*Task prompt*
Which lines of the data below include the string "title"? Return each of them.

*Input data*

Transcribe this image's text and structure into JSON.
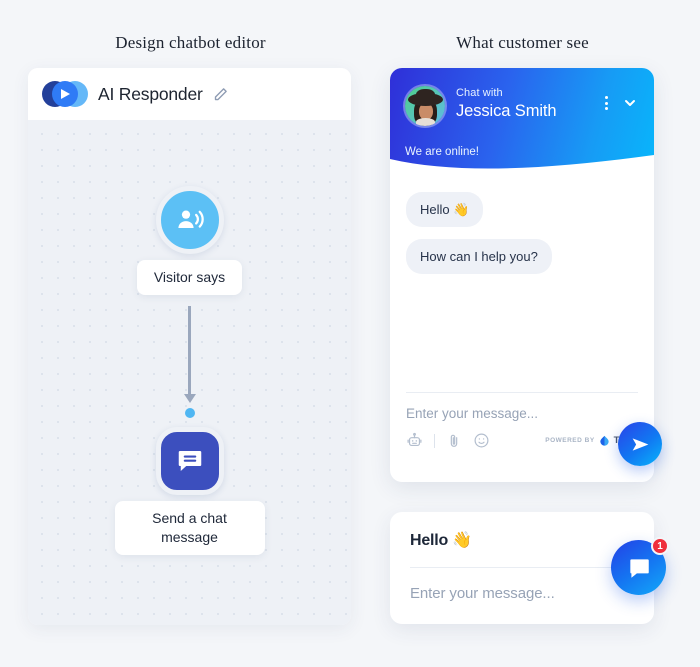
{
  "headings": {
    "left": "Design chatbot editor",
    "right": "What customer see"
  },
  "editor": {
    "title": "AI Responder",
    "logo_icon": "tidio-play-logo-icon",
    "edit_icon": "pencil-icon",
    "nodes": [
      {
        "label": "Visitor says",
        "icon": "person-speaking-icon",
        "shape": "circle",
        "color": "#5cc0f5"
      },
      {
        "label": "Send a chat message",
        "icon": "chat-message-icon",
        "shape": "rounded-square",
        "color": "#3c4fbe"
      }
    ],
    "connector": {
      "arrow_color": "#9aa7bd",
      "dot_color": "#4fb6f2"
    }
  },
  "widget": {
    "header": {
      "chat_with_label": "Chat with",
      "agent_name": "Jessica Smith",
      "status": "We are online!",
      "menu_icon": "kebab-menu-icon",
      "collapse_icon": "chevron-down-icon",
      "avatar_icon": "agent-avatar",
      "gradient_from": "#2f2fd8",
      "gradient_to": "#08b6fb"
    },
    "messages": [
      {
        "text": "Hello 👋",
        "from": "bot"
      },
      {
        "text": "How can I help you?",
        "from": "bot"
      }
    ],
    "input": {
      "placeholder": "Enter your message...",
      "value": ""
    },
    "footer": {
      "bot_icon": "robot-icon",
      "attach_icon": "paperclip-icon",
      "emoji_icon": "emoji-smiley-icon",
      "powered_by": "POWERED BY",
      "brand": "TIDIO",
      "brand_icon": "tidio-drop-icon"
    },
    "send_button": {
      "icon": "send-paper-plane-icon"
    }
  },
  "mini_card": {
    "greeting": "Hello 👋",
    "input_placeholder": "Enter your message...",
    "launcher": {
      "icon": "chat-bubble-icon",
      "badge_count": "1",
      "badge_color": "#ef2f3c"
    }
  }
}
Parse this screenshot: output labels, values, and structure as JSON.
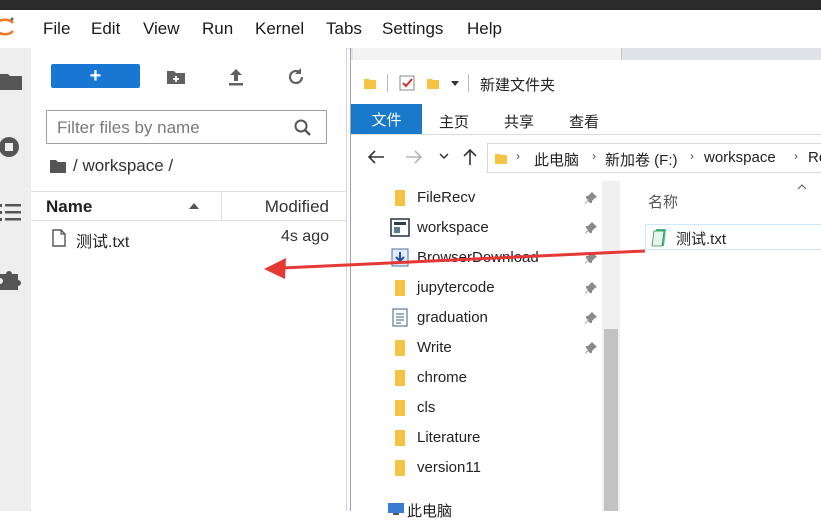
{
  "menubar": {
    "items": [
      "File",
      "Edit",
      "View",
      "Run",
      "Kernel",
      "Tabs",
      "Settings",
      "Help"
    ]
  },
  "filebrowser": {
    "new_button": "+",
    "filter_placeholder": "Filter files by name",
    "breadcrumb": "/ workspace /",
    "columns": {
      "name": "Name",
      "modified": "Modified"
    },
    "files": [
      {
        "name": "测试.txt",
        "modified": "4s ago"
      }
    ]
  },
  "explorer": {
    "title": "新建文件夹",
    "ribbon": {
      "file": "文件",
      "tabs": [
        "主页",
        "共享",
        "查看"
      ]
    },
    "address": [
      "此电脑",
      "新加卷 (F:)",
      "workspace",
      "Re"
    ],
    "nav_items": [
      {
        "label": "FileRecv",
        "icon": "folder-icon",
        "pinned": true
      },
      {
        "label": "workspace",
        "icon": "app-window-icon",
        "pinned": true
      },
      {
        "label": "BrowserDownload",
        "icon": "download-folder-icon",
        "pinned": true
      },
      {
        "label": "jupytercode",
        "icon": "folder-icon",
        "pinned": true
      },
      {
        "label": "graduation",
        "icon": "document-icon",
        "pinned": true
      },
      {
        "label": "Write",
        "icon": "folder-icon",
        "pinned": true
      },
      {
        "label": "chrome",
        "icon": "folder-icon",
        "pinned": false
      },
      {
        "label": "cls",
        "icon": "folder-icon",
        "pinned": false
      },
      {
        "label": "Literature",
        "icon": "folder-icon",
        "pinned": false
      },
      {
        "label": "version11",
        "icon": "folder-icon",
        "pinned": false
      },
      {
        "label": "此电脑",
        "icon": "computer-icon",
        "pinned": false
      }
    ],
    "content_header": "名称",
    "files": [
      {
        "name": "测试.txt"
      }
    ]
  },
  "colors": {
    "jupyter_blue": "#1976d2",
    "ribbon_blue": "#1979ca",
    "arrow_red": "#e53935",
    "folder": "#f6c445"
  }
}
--
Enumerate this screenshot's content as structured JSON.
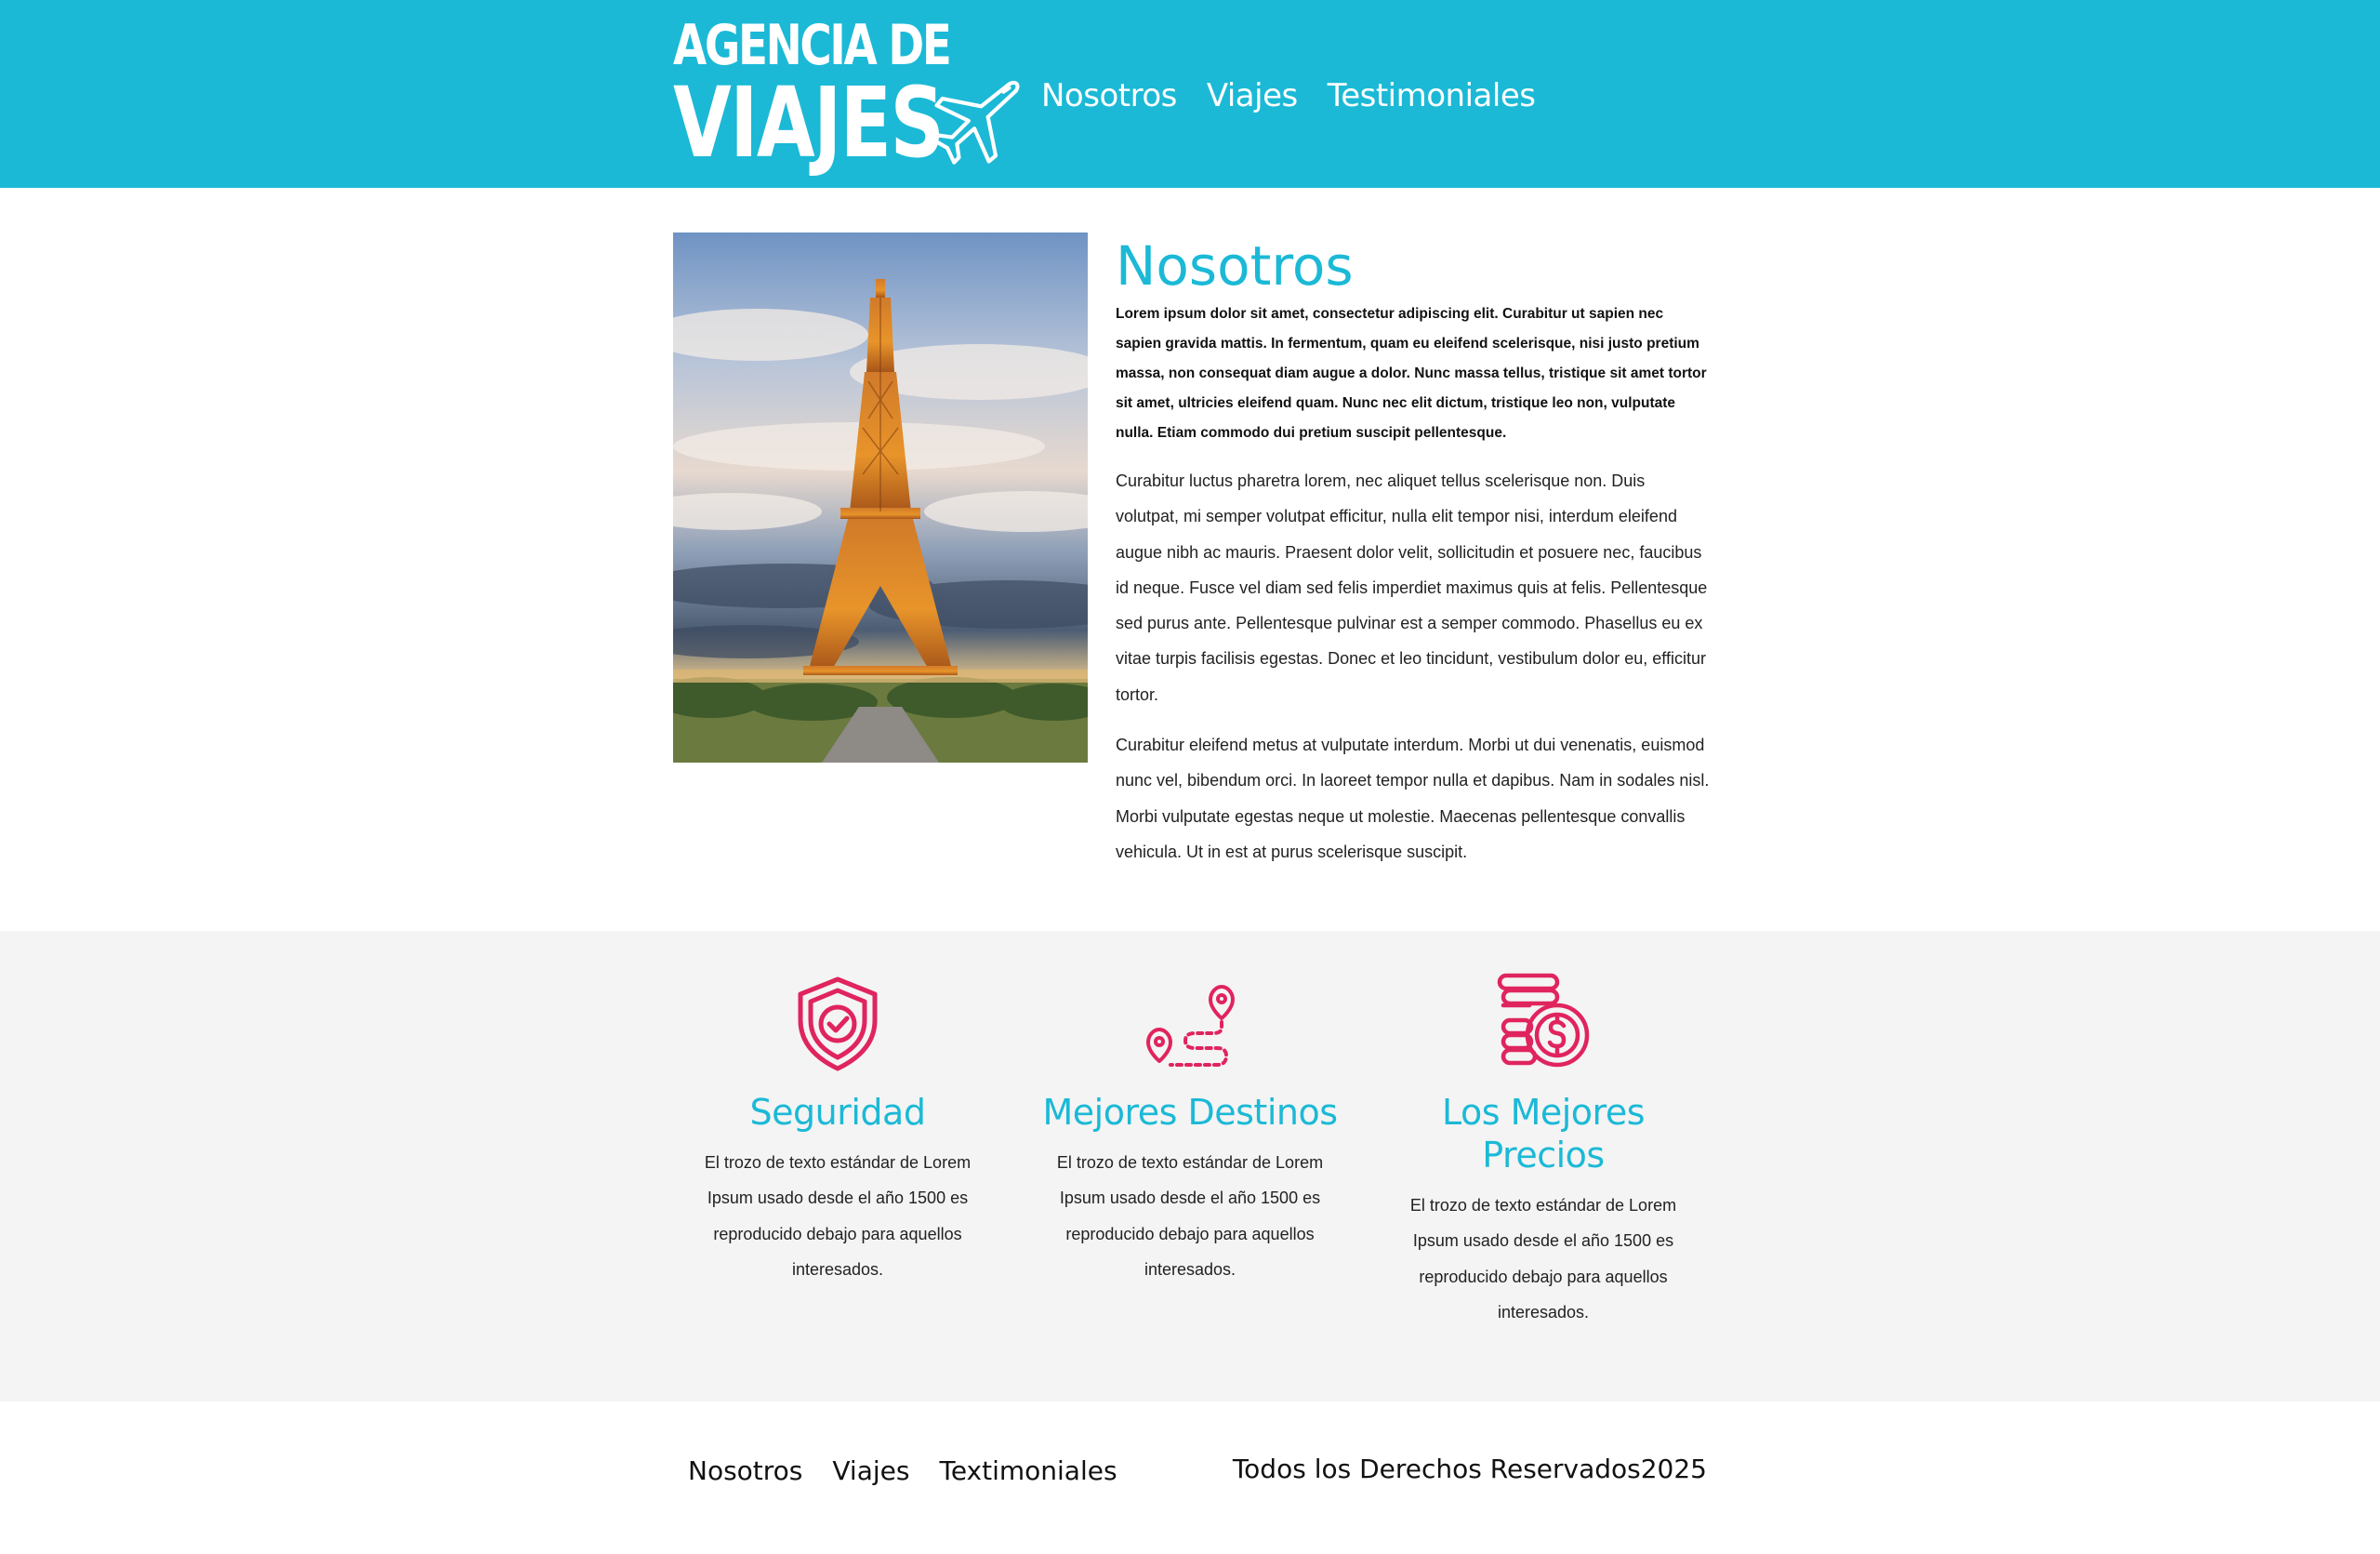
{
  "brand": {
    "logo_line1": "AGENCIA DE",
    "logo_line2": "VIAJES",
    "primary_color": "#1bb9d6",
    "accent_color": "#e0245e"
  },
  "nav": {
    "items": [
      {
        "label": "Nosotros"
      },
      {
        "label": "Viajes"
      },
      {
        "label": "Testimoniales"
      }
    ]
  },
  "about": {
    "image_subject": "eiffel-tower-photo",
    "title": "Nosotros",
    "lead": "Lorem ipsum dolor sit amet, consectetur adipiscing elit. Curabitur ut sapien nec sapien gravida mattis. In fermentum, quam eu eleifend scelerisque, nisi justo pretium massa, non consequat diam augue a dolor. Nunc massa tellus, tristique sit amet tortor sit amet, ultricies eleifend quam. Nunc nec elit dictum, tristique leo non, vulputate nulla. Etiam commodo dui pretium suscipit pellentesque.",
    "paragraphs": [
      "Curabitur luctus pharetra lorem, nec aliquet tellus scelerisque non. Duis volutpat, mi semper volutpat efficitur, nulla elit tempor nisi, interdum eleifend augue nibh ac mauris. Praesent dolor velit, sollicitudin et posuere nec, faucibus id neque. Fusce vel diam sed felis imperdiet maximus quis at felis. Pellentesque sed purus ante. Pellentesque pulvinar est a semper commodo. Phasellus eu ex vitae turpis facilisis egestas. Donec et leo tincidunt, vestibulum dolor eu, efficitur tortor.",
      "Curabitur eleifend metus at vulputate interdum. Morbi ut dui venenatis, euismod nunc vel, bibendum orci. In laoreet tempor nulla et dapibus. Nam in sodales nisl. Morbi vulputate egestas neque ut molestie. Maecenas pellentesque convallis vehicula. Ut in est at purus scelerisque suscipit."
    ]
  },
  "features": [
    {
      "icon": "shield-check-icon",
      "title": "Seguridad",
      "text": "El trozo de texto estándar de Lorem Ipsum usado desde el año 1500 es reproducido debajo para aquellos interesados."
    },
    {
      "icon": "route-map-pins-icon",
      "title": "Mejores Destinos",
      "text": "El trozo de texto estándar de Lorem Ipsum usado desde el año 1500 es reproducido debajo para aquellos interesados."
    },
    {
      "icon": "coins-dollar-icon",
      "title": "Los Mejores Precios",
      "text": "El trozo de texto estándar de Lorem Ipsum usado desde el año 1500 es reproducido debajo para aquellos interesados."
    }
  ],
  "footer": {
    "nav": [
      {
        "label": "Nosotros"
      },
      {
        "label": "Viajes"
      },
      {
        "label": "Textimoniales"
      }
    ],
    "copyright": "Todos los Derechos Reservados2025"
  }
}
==
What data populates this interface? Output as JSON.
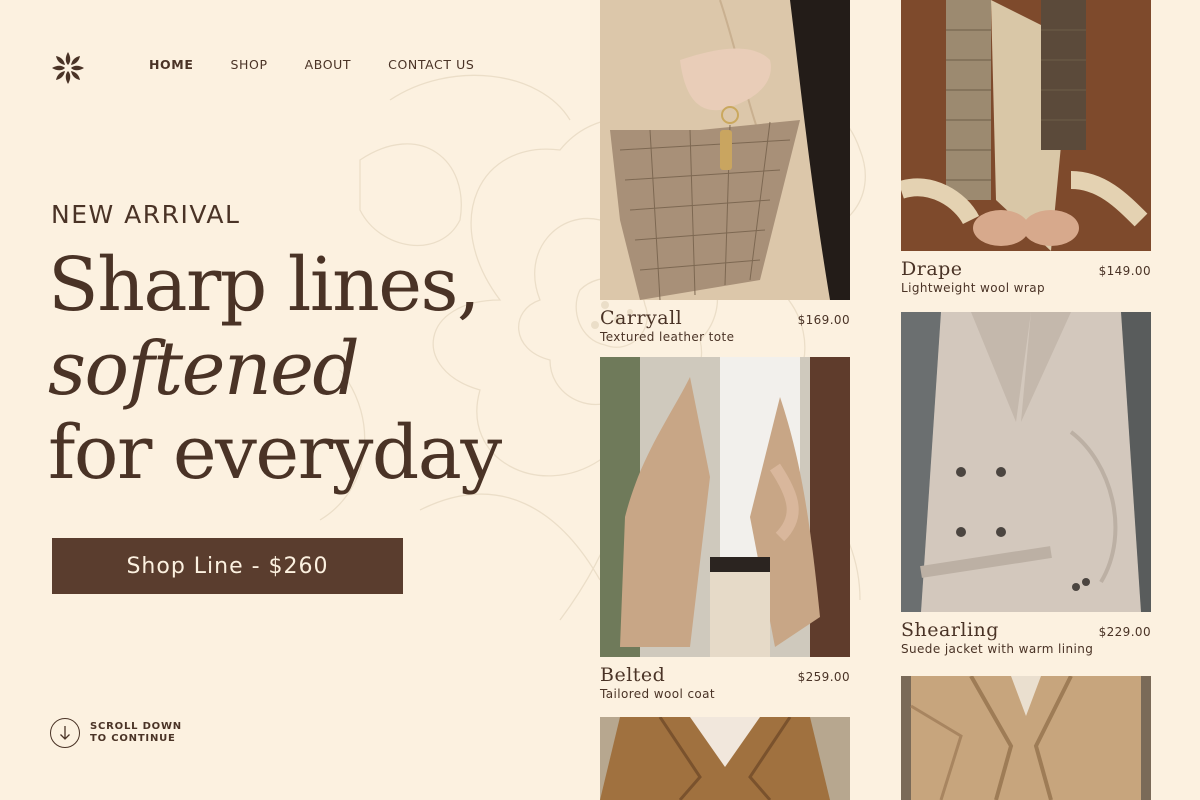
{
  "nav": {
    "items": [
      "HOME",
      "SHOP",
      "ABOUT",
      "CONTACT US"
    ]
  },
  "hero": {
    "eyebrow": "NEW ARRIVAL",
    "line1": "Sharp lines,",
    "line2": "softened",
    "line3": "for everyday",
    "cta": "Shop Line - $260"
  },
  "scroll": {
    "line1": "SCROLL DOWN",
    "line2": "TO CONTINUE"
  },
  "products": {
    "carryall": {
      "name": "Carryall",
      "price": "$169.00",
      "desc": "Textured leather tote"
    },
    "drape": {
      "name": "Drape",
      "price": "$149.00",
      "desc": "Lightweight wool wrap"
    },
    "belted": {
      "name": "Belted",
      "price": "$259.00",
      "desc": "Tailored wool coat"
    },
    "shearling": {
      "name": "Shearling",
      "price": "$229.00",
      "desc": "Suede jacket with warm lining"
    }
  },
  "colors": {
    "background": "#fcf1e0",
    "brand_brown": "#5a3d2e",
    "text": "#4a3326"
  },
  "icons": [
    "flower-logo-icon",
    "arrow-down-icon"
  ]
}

*Your solution*
    "title": "AI Responder",
    "title": "新建文件夹",
    "title": "Nosotros",
      "title": "Seguridad",
      "title": "Mejores Destinos",
      "title": "Los Mejores Precios",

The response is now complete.